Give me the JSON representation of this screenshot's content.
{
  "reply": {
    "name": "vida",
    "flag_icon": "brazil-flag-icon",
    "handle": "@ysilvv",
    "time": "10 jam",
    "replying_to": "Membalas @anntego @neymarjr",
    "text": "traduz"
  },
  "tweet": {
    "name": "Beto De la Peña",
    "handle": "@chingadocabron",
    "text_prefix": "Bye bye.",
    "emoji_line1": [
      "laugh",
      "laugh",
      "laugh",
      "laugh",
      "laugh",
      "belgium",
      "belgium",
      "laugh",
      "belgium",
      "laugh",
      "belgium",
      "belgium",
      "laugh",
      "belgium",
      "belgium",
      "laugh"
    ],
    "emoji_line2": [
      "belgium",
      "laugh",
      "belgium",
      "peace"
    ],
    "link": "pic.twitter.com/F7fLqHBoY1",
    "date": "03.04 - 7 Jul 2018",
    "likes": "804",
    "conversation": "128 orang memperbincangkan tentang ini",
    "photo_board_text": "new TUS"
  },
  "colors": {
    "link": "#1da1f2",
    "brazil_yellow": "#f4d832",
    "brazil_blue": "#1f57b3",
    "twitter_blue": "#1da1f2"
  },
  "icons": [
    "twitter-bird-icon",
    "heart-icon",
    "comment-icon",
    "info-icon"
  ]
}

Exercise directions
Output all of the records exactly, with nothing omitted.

Answer space
Give me the JSON representation of this screenshot's content.
{
  "reply": {
    "name": "vida",
    "flag_icon": "brazil-flag-icon",
    "handle": "@ysilvv",
    "time": "10 jam",
    "replying_to": "Membalas @anntego @neymarjr",
    "text": "traduz"
  },
  "tweet": {
    "name": "Beto De la Peña",
    "handle": "@chingadocabron",
    "text_prefix": "Bye bye.",
    "emoji_line1": [
      "laugh",
      "laugh",
      "laugh",
      "laugh",
      "laugh",
      "belgium",
      "belgium",
      "laugh",
      "belgium",
      "laugh",
      "belgium",
      "belgium",
      "laugh",
      "belgium",
      "belgium",
      "laugh"
    ],
    "emoji_line2": [
      "belgium",
      "laugh",
      "belgium",
      "peace"
    ],
    "link": "pic.twitter.com/F7fLqHBoY1",
    "date": "03.04 - 7 Jul 2018",
    "likes": "804",
    "conversation": "128 orang memperbincangkan tentang ini",
    "photo_board_text": "new TUS"
  },
  "colors": {
    "link": "#1da1f2",
    "brazil_yellow": "#f4d832",
    "brazil_blue": "#1f57b3",
    "twitter_blue": "#1da1f2"
  },
  "icons": [
    "twitter-bird-icon",
    "heart-icon",
    "comment-icon",
    "info-icon"
  ]
}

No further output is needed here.